For those of you who don't know what in the world Ryzom is, you can sort of be forgiven. It's one of those games that seems to be uniquely brilliant while managing to fall off the radar altogether, which is a real shame. So this week I'm going to discuss the game in an overarching sense, outline what I'm looking forward to, and of course give everyone a chance to vote on the character that I'll be making for the next six weeks of exploration.
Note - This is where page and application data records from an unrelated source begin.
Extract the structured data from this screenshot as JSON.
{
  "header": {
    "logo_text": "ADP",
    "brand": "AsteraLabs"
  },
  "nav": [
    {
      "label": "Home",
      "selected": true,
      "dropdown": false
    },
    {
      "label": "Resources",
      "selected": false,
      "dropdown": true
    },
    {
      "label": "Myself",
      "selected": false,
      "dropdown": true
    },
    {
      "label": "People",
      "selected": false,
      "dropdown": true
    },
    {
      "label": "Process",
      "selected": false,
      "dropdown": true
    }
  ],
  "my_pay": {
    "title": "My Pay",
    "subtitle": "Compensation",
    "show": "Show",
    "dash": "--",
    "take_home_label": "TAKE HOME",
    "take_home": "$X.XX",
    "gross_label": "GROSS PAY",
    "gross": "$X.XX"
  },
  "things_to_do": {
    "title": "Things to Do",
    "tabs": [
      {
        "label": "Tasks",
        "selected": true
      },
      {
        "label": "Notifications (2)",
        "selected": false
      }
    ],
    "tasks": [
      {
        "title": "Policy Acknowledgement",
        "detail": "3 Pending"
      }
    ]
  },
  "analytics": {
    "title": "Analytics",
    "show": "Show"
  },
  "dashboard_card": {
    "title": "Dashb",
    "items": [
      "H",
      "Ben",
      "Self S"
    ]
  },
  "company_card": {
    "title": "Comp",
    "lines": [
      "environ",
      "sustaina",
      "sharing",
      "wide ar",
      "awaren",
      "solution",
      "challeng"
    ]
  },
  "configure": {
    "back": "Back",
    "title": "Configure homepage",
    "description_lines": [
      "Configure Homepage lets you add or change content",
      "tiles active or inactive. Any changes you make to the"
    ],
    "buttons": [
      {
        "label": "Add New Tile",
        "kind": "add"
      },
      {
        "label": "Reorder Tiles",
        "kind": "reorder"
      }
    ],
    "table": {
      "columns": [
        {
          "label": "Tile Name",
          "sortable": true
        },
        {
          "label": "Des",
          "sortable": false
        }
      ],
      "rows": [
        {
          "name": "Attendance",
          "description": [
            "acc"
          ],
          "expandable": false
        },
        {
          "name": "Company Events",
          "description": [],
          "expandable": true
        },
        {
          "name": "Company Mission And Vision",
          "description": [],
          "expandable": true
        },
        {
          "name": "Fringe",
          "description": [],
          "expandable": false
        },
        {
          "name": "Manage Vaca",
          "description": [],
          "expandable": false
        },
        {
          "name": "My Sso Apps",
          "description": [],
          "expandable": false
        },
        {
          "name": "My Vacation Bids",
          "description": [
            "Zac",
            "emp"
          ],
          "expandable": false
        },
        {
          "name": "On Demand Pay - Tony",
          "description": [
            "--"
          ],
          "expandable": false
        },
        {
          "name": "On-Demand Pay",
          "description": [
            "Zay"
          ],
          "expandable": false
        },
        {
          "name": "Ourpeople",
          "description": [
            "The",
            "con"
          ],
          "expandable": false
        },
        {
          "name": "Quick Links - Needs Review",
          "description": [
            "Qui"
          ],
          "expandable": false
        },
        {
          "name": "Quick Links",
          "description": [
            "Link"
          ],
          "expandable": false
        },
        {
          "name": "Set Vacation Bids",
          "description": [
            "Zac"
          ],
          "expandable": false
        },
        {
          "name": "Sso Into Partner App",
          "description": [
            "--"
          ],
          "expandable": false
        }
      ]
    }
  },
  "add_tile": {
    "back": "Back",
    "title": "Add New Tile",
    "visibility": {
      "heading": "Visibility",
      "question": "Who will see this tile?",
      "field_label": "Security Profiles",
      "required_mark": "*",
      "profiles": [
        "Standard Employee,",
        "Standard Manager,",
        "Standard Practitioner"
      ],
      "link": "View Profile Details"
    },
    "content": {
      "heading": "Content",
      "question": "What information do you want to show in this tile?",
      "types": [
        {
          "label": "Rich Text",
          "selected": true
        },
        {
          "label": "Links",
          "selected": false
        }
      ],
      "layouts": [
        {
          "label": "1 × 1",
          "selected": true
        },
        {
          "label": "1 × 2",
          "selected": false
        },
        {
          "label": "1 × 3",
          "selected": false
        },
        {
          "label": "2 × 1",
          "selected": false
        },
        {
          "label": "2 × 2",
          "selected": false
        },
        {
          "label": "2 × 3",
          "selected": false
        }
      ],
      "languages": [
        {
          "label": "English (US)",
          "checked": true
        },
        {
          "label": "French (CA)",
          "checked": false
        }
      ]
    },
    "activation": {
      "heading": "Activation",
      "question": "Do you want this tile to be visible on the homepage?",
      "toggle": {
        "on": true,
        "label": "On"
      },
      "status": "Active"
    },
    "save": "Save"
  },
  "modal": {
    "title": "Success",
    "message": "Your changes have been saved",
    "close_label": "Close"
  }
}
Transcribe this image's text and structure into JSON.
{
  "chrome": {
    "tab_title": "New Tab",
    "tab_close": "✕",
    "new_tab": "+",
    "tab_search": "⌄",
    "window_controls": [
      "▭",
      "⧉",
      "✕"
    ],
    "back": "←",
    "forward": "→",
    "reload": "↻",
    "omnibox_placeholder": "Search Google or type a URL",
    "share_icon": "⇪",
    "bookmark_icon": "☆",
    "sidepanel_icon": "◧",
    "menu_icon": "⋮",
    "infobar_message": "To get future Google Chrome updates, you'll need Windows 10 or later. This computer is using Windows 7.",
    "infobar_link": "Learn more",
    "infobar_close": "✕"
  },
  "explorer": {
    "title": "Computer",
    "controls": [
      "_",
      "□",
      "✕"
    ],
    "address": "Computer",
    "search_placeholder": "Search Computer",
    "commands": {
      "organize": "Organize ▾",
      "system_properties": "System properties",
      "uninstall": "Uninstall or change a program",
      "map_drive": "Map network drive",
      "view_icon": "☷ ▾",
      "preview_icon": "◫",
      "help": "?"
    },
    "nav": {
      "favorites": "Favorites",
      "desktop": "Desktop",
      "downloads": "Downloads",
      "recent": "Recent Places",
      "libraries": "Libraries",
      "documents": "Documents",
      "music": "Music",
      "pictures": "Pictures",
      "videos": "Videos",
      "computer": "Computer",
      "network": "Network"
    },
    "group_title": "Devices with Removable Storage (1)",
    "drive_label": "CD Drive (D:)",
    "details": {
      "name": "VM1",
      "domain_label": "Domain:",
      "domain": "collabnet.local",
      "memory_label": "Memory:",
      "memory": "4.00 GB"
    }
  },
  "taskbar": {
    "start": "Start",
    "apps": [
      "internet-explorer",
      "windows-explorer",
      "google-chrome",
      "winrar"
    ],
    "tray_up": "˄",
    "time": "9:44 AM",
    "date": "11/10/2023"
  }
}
The Saga of Ryzom (as the game was originally known) launched in September of 2004, giving players a chance to explore a world that might best be described as beautiful and baffling. And it's best to get this out of the way right off the bat: Ryzom was designed, from the ground up, to have a truly staggering number of moving pieces. The game's wildlife behaves according to believable patterns, meaning that herd animals move as a herd, migrate depending on season, and scatter when they detect predators. You can't even learn something as simple as an early melee attack without understanding that the game's entire ability system can be edited, meaning that each "ability" is really just a handful of traits that can be altered to create custom abilities.
Interesting? Definitely. Unique? Certainly. The sort of thing that throws you into the deep end with no explanation of how to start swimming? Yeah, pretty much.
Put simply, this was a game that would have been a challenge to get a handle on no matter when it launched. And to the game's great misfortune, it launched two months before a much more accessible game was launched, which meant that this small indie title fumbled along for quite some time before a mess of near-shutdowns, acquisitions by other companies, and finally its current incarnation under the aegis of Winch Gate Property.
And yet through all of this, the game has remained stunningly beautiful and unique. The fact that you can directly edit your abilities, the fact that you have a realistic and open world to explore, the overall tenor of the game -- none of that has changed. It advertises itself as a roleplayer's world, a fresh new place for you to adventure as you wish, a living world that's different from our own. It's also one of the few games that's native to both the Mac and Linux, and the entire game engine is open source. If you wanted to, you could basically create your own little Ryzom.
Want a private server? Go for it. The developers encourage you to try that out if you have the ability to run it. How unique is that?
My own experiences with Ryzom are constrained to a single set of experiences back forever ago in the free trial. The funny thing is that they were, by and large, very positive experiences, enough to make me wonder why it is I never went any further in the game. Certainly it wasn't a lack of interest in the game as a whole. I think, looking back, it was simply a matter of the scope of the game versus the other things I already had on my plate.
Now, however, I'm excited. I'm curious about what sort of things I can create with the game's ability system, about what sort of character I'll make, about what I'll be doing in the world of Atys. And so I'm turning the polls over to you, the readers, as is always the way in these columns. Well, after a little more preamble, anyhow.
For those of you unfamiliar with the game's setting, let me sum up. Characters can be from one of four different civilizations. The Fyros are desert dwellers, serving as the game's "average" humanoid (insomuch as you can have an average in such a setting). The Matis are forest-dwelling masters of botany and biotechnology, making their homes among trees and mastering careful growth. The Trykers are lake-dwellers, building floating homes utilizing wind power. And my personal favorite, the Zorai, are jungle-dwellers wearing genetically bonded tribal masks.
Left to my own devices, I'd probably make a Zorai because man they're cool. But it's not up to me.
The other major choice at character creation is which character "package" you start with. All characters are capable of learning anything as they progress due to the game's tiered leveling system. You start out by leveling just "Magic," for instance, but then it subdivides into "Offensive Magic" and "Defensive Magic," and so on and so forth as you focus on certain skills. However, there are four basic packages for players to start with, each one focusing on a different aspect of gameplay. I intend to explore a bit of everything during my first steps into the game, but my starting package will determine where I excel to begin with.
So go forth and vote! To make it easier to fit in time to play, I've decided the polls will be closing at the start of Saturday, so vote early! And of course, we have another bonus poll. See you next week when the adventure kicks off proper!
After five months out of the spin, Eliot Lefebvre is back for another round of Choose My Adventure, the game where you decide what the writer is going to do! Check back each Wednesday for a recap of the last week's play, then sound off in the polls and the comments to determine the course of action for the next week!